Critics Blast Laundry List of Vague Threats
Al-Qaeda terror mastermind Osama bin Laden delivered his annual State of the Jihad address last night and immediately faced criticism that the speech was short on specifics and little more than a laundry list of vague threats.
Speaking from his cave in an undisclosed location in the mountainous region between Pakistan and Afghanistan, the world’s most wanted man began his address with an upbeat assessment of the global jihad against the infidels.
“Friends, terrorists, extremists, and madmen,” Mr. bin Laden began. “The state of the jihad is strong.”
The al-Qaeda leader’s fifty-minute address was interrupted by applause at least thirty-five times, usually when Mr. bin Laden punctuated his remarks by saying “Death to America.”
Mr. bin Laden sounded themes that were familiar to audiences of previous State of the Jihad addresses, such as his warning that “Al-Qaeda must become less dependent on foreign sources of chaos.”
As is his tradition, he also used the address to acknowledge several “heroes of the Jihad,” including one terrorist, Sheikh Abu Hamza al-Muhajir, who risked his life by pulling another terrorist out of the path of a charging donkey.
But the al-Qaeda kingpin was in for some blistering criticism in the official response to the State of the Jihad address, which this year was delivered by opposition lunatic Hassan el-Medfaii.
“What we heard tonight was little more than ‘stay the course,’” said Mr. el-Medfaii. “As a madman, I had to ask, ‘where’s the beef?’”
Elsewhere, Sen. John Kerry (D-Mass) bowed out of the 2008 presidential race, stating, “I decided to run for president before I decided against it.”
three to see

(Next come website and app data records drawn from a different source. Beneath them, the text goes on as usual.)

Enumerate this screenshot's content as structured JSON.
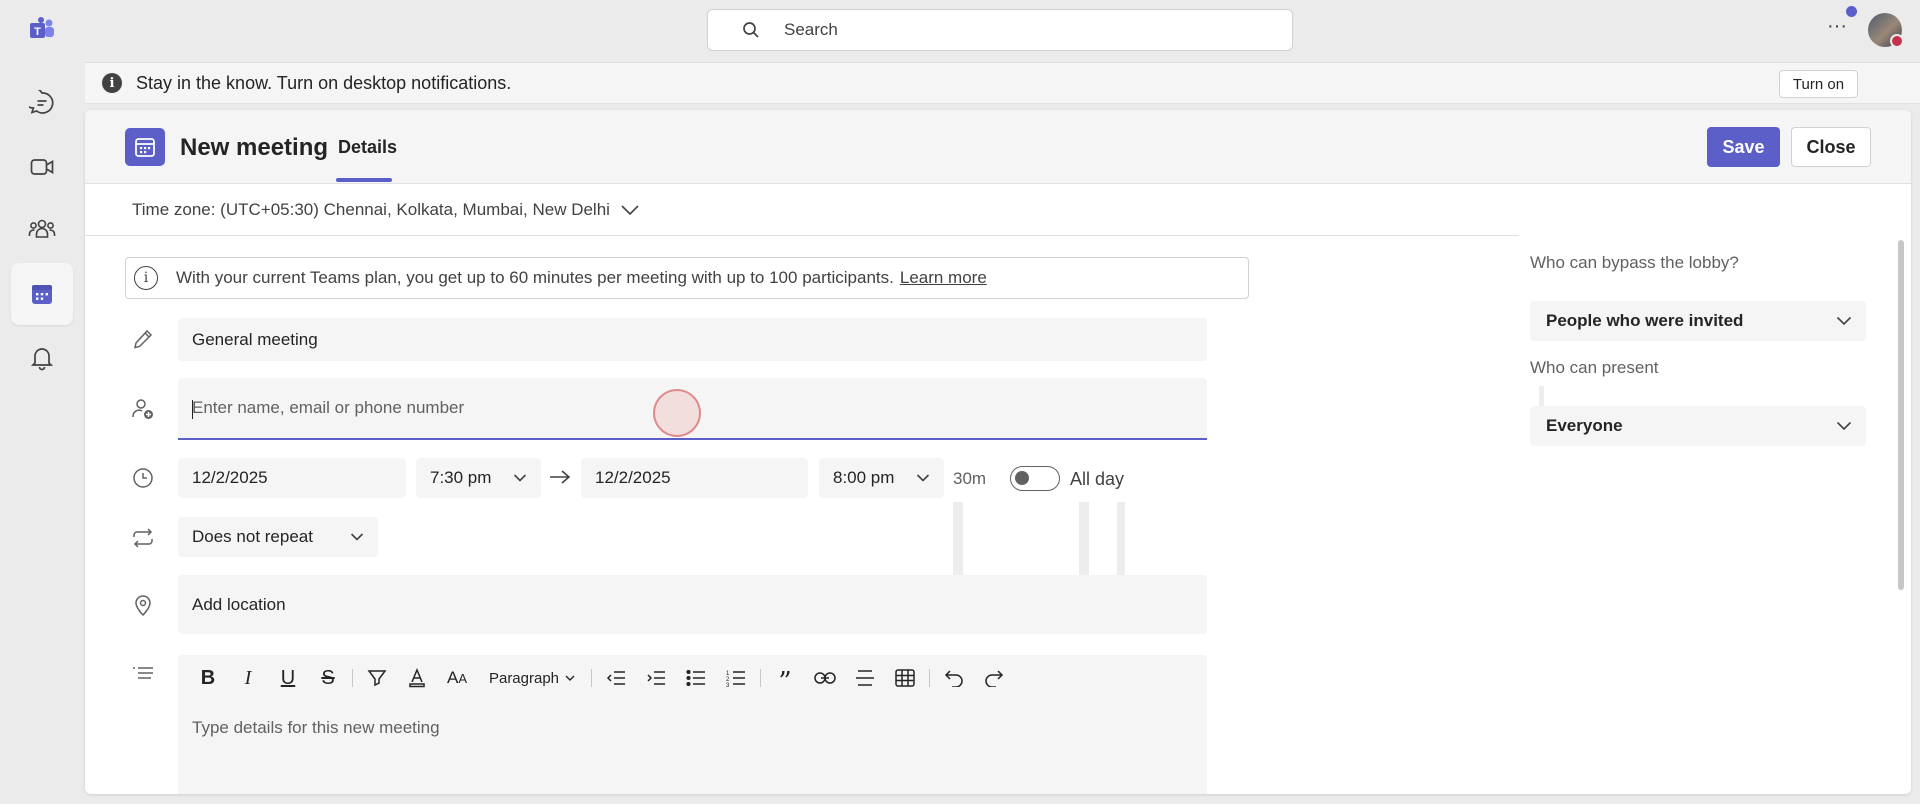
{
  "search": {
    "placeholder": "Search"
  },
  "banner": {
    "text": "Stay in the know. Turn on desktop notifications.",
    "button": "Turn on"
  },
  "header": {
    "title": "New meeting",
    "tab": "Details",
    "save": "Save",
    "close": "Close"
  },
  "timezone": {
    "label": "Time zone: (UTC+05:30) Chennai, Kolkata, Mumbai, New Delhi"
  },
  "info": {
    "text": "With your current Teams plan, you get up to 60 minutes per meeting with up to 100 participants.",
    "link": "Learn more"
  },
  "form": {
    "title_value": "General meeting",
    "attendees_placeholder": "Enter name, email or phone number",
    "start_date": "12/2/2025",
    "start_time": "7:30 pm",
    "end_date": "12/2/2025",
    "end_time": "8:00 pm",
    "duration": "30m",
    "all_day_label": "All day",
    "all_day_on": false,
    "repeat": "Does not repeat",
    "location_placeholder": "Add location",
    "details_placeholder": "Type details for this new meeting",
    "paragraph_style": "Paragraph"
  },
  "side": {
    "lobby_label": "Who can bypass the lobby?",
    "lobby_value": "People who were invited",
    "present_label": "Who can present",
    "present_value": "Everyone"
  },
  "colors": {
    "accent": "#5b5fc7",
    "status_busy": "#c4314b"
  }
}
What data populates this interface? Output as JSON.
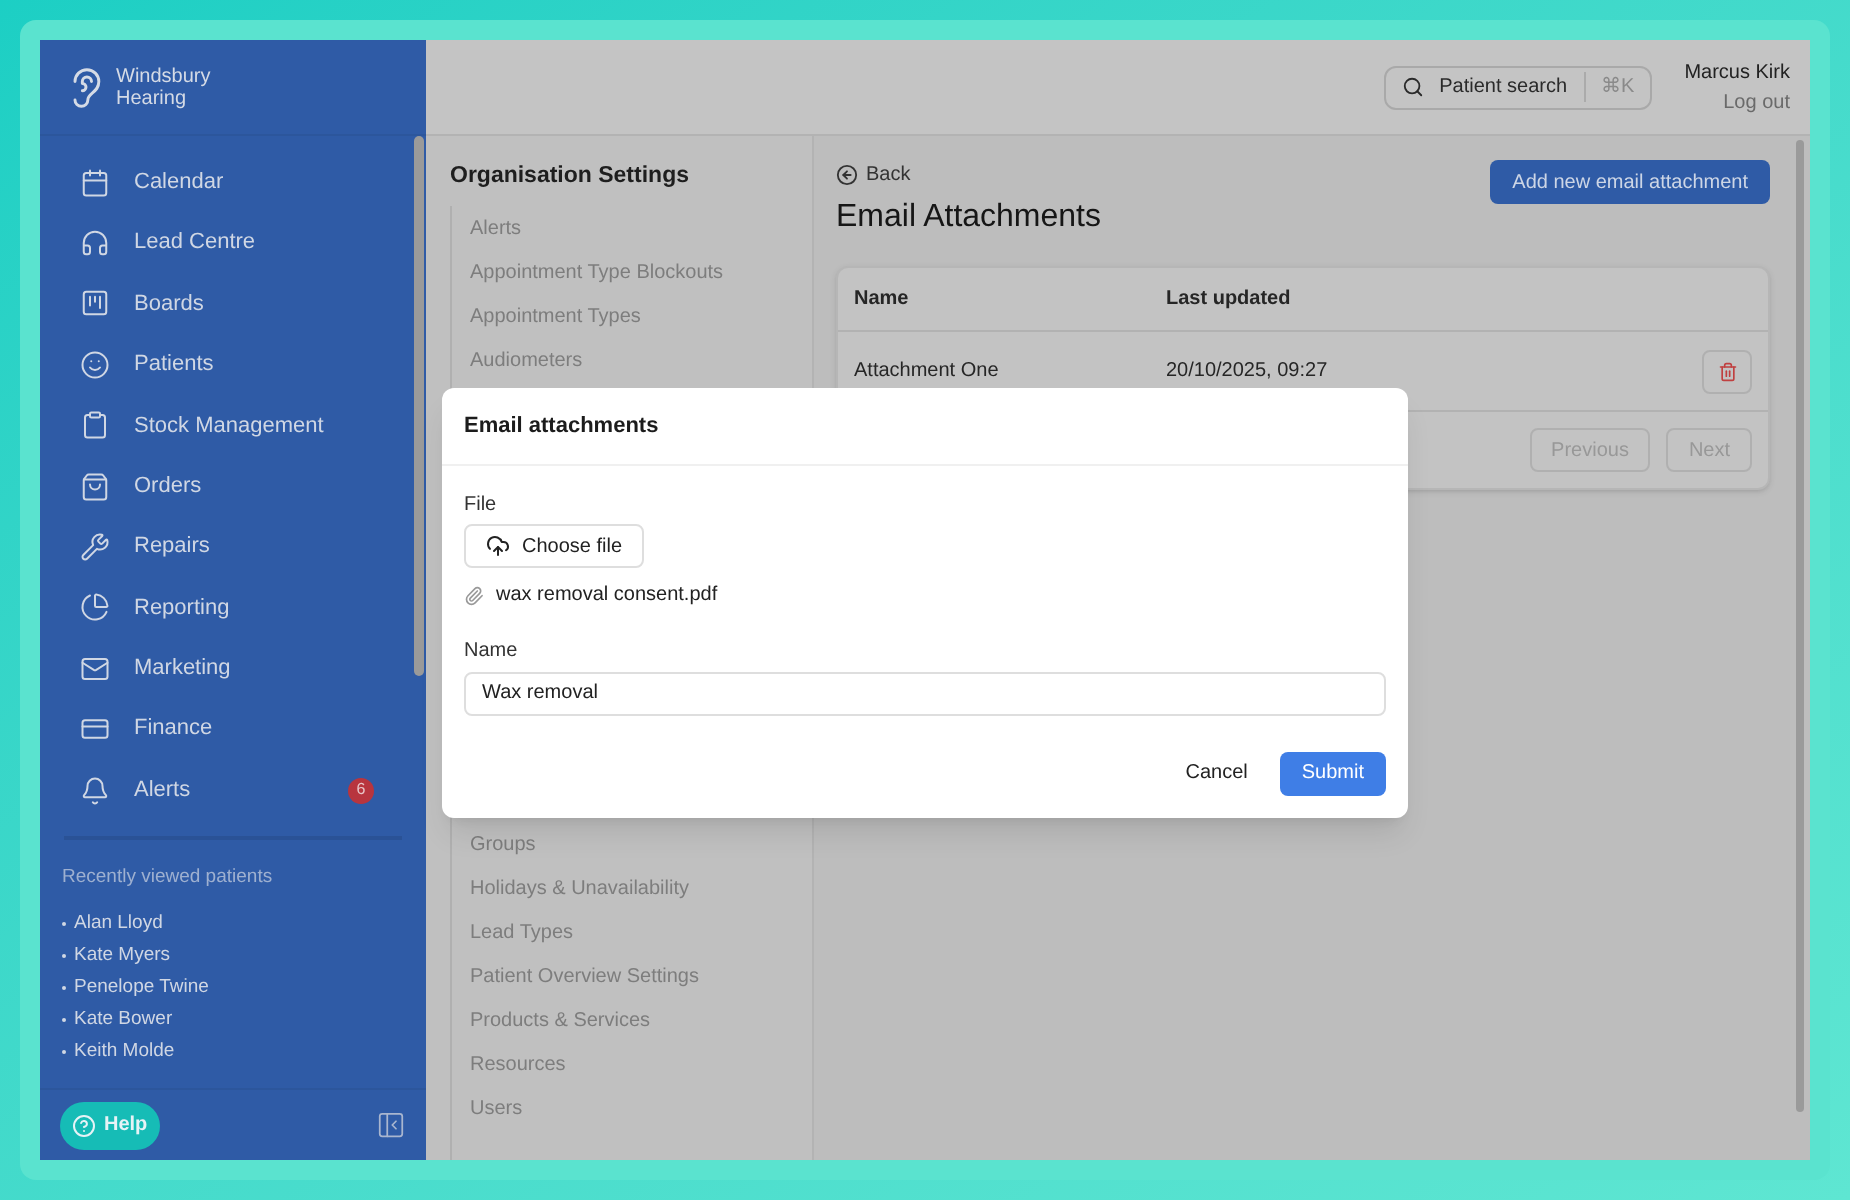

David Horsey: some have even gone over to the other side
Trouble Town (Lloyd Dangle): cut off funding
TeeVee News(Steve Beckley): The new confidence men